Disclaimer: This article contains content that may not be appropriate for minors
Jason Sole came to Iowa City on Friday to present From Prison to PhD: A Journey of Pain, Promise, and Protest. He started his presentation asking for energy and an emotional connection from the audience, asking people “to follow what I am saying with your hearts, not just your minds.”
As Jason explained how his turbulent childhood in Chicago lead to gang membership, drug dealing, and three prison sentences, he reminded listeners that “not everyone is lucky enough to get to share their story, most people don’t make it out.” This, he explained, is because when children grow up in violent or otherwise stressful communities they are not in an emotional state that allows them to succeed.
One key reason that Jason points to to further explain why children in violent communities become vulnerable to gang membership is fatherlessness. The experience of growing up without a father creates a sense of isolation and emotional tension that are too much to bear for many children, especially when combined with early exposure to violence, drug trade, and systematic poverty.
After Jason served a long prison sentence he felt that he needed a drastic change to prevent himself from getting caught up in the everything he was doing that got him into prison. He said that “out of desperation I went to college.” After excelling in his undergraduate studies, he perused graduate and postgraduate education in criminal justice studies.
Now, Jason is a professor at Hamline University in Minnesota teaching criminal justice studies. He conducts research and has recently written a book. However, Jason is deeply involved with his local community and stressed the importance of not just being an academic. Jason is the president of the Minneapolis NAACP and is on the front lines of many Black Lives Matter events.
For the second half of his presentation, Jason explained the history of the Black Lives Matter movement and reflected on questions like “what does it mean to be black at this point in history?” He also included a lot of information about the Civil Rights Movement in the mid 20th century, and drew helpful comparisons between what was happening then and what is happening now

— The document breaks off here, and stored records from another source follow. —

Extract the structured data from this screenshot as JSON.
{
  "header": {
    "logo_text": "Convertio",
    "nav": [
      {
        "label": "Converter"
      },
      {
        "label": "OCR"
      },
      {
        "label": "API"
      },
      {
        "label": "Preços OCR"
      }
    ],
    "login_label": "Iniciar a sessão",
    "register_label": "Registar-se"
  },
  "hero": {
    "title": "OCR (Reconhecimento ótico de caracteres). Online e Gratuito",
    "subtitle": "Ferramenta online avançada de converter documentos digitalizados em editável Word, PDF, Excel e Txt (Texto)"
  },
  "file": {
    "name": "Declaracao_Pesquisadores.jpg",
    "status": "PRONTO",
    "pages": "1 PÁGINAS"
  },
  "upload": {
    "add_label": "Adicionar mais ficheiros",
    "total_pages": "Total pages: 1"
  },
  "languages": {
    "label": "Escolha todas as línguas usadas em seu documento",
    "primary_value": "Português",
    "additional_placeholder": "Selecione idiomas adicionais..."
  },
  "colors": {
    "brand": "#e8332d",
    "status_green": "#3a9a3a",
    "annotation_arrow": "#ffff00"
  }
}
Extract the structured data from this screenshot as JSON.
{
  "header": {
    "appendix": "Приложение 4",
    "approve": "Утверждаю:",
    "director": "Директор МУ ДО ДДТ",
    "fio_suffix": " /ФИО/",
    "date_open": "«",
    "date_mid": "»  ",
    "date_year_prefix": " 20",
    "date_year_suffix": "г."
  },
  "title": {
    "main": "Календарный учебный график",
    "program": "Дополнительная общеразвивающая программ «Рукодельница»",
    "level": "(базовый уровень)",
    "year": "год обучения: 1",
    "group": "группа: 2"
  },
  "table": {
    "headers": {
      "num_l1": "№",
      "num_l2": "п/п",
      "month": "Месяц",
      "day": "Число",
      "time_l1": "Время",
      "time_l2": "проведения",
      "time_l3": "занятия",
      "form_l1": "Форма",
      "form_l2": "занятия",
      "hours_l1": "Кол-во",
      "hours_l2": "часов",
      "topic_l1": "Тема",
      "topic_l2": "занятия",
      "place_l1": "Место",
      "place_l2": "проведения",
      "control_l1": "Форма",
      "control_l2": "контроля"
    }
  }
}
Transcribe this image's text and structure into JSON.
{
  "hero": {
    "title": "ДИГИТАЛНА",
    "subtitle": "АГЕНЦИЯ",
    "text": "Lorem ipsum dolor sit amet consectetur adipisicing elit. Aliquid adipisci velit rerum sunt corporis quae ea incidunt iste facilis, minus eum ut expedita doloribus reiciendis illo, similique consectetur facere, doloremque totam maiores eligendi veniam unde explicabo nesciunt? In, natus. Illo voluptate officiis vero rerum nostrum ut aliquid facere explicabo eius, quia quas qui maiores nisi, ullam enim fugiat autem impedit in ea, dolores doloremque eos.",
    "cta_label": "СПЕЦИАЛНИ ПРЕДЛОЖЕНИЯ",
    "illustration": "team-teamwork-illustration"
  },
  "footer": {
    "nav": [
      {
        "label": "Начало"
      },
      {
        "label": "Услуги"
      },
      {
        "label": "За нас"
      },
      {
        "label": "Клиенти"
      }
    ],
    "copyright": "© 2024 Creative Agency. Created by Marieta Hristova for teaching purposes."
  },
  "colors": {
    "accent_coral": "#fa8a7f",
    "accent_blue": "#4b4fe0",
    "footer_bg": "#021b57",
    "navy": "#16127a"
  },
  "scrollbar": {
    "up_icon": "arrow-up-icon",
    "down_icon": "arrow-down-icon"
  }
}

Throughout, he explained how white culture criminalizes black people and their responses to institutionalized racism. Indeed, Dr. Martin Luther King Jr. was arrested many times and painted as a criminal by media and government officials. Explaining the connection between the Civil Rights Movement and the Black Lives Matter movement is crucial because now people are quick to tell black people protesting injustice that they should be more like MLK, when in actuality white people didn’t like MLK back then either.
After he was done presenting, already 15 minutes over time, he promised to take every audience question and gave extended, profound answers. It was clear how passionate he is about making sure people truly understand what he is saying. Overall, this was an amazing event.
If you’re interested in learning more about modern incarceration tactics, check out 13th on Netflix — Ava DuVernay‘s brilliant documentary about the history of prisons and the modern implications of Reagan-era bullshit.